If you're looking at your phone, you're not engaging with the street around you and you're less aware of the changes the city is going through. Beaumont says you won't be keenly aware of "the way in which, private developers are colonising normally public space."
He also worries that people looking at their phones while walking might change "the ways in which we are constructed as citizens or as subjects by various technologies, like CCTV but also much more insidious ones that are being tried out, [like] facial recognition technology."
That's why Beaumont is starting to lead a movement he calls 'undistracted walking'. In June 2019 he led a tour around Bloomsbury, encouraging participants to really engage with their surroundings. He also wants people to use their smartphones to take pictures of part of their environment that they might have otherwise missed — "turning these weapons of mass distraction against themselves."
A pledge to change
In the time its taken to research this article there have been multiple occasions when, while walking, I've automatically gone to pull my phone out of my pocket.

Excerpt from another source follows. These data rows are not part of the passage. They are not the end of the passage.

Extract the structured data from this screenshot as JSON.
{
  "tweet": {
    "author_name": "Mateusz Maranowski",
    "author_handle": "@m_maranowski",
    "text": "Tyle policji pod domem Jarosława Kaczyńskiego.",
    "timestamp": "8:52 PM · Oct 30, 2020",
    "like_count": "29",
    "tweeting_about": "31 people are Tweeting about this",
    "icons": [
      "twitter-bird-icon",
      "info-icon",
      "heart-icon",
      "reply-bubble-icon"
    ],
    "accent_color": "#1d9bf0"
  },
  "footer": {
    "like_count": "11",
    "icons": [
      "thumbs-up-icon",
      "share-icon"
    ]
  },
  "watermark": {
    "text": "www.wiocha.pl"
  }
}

My smartphone feels like an extra limb to me nowadays, so using it while moving seems completely normal. Beaumont says despite being aware of the issues with it, he admits that he too is hypocritical in that sense and suffers from a, "deluded sense that I'm a kind of somehow a better and more civilised user of my smartphone on the streets."
I suffer from the same delusions but I'm trying to fight the urge. Checking a phone isn't worth risking my own personal safety. And anyway, it doesn't feel healthy to disconnect myself from my surroundings to plug into a digital world. If I really need to check Google Maps for directions, I do what a responsible driver should do. Pull in out of the way, and do so in a place that doesn't disrupt what's going on around me, before putting my phone away and moving on.